Living at home while in college can be great for saving money but can have its downsides as far as generating a college experience; it also makes it difficult to separate yourself from your former high school identity and to manufacture the independence associated with college. These tips should help you close the gap between feeling like a commuter and the rest of the on-campus kids.
Get Involved in the Campus Community
Join a sport or intramural team, a fraternity or sorority (if and when possible; and if and when “Greek Life” is for you), any clubs or associations or even just create a study group of your own. So much of college is about he socialization aspect of college, the communal life. All of this can still be achieved regardless of where you live. Sure some items like dorm room scavenger hunts and mixers might not be available, but college is filled with a litany of other opportunities. You’ve simply got to search them out- if you’re lucky, some may even come to you!
Communicate with your Family
Because you’re living at home, you may find it difficult to separate you and your family’s paradigm of your high school self and your college self, of what rules and roles you may have played then opposed to what they should be now. Talk to your parents about what you’d like to change, if anything. It’s still their house and they’re paying the mortgage so you might not have carte blanche, but strive toward some amenable ground of compromise. You’ll likely find that your parents are more willing than you thought: new rules and opportunities means a new echelon of maturity, and as maturity is precisely what they hope you’ll achieve through your studies, they’ll likely be open to helping you attain this next echelon.
Don’t Abuse the Privilege
Abusing your new freedom might just result in more being taken away; respect what you’ve agreed to, or, if you feel it to be in need of adjustment, talk instead of blowing apart the agreement and leaving you with little or no breathing room in new negotiations.
Designate a Study Space

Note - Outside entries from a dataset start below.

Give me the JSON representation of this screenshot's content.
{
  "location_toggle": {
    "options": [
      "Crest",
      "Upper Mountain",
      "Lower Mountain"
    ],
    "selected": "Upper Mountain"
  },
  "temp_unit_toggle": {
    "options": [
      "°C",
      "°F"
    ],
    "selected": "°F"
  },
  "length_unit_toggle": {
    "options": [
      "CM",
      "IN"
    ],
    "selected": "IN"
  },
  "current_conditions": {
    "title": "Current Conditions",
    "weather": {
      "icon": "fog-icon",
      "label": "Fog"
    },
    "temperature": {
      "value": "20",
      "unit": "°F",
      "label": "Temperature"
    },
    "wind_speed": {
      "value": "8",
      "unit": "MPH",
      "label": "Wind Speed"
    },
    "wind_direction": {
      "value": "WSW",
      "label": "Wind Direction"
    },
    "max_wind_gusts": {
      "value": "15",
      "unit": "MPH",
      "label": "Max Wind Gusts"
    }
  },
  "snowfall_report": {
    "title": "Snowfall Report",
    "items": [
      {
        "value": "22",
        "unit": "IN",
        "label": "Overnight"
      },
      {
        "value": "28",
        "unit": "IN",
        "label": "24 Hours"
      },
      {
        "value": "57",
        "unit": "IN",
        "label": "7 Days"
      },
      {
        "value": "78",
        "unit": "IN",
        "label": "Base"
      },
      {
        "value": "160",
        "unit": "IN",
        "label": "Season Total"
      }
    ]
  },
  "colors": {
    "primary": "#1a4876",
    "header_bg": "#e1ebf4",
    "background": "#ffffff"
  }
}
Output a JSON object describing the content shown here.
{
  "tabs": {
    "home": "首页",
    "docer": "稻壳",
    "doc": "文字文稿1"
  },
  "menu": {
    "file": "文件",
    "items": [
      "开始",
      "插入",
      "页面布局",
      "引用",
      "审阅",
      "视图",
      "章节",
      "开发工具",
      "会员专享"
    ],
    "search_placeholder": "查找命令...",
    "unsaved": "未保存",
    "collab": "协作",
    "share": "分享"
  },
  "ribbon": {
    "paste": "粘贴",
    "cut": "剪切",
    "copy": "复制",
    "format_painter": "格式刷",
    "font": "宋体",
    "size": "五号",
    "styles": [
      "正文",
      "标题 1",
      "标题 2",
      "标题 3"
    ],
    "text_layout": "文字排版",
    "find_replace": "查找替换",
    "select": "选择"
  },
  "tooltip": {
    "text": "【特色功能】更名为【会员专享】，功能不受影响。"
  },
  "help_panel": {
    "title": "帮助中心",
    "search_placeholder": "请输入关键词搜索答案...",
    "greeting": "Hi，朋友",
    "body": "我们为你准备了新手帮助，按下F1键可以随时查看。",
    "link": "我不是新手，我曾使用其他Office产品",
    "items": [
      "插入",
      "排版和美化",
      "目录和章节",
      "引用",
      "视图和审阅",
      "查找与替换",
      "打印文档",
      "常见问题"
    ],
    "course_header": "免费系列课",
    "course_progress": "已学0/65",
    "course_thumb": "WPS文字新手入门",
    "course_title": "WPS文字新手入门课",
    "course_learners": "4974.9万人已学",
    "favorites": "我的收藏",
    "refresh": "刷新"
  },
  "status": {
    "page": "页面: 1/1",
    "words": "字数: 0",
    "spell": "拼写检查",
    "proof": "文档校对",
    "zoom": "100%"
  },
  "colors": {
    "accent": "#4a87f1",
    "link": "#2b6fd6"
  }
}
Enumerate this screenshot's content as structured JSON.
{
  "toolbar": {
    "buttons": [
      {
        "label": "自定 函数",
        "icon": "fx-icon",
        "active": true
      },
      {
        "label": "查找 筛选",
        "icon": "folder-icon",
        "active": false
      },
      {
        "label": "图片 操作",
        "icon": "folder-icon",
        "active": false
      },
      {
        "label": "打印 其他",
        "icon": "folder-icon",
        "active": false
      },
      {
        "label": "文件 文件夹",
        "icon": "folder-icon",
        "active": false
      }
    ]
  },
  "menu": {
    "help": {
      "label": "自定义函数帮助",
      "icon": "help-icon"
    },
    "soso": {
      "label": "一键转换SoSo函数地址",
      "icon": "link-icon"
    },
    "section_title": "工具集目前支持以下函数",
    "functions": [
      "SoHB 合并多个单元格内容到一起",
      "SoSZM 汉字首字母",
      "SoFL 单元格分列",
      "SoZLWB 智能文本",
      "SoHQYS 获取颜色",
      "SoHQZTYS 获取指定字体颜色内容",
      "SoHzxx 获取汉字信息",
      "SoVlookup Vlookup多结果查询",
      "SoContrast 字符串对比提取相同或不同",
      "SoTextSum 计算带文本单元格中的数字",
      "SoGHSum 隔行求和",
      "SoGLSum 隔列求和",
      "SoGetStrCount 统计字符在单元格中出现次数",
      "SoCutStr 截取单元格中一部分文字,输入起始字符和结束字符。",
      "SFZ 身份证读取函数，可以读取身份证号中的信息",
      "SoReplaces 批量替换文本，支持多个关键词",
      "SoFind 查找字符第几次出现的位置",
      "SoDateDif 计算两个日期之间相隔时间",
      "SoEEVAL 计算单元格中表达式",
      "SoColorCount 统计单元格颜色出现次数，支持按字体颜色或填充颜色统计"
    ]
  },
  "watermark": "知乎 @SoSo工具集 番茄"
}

A good way to separate yourself at home can be to set up a study spaces, studio or workshop (whatever your education demands) and annex that space as your own. Having a study space will allow you to change your frame of mind from your school and your house. Just being able to enter into a different frame of mind in your own house will minimize some of the distance you might feel from the campus. Similarly, set up a social space where you can hang out and invite new friends, study groups, or group projects without having to worry about your little sister or grandma barging in every fifteen minutes.
Remember, college isn’t about dorm rooms and frat houses; it’s about expanding your horizons, either socially or educationally, and that can be done no matter where you live. Implementing these tips will help dissolve any barriers you might feel are getting in the way of exploring those horizons.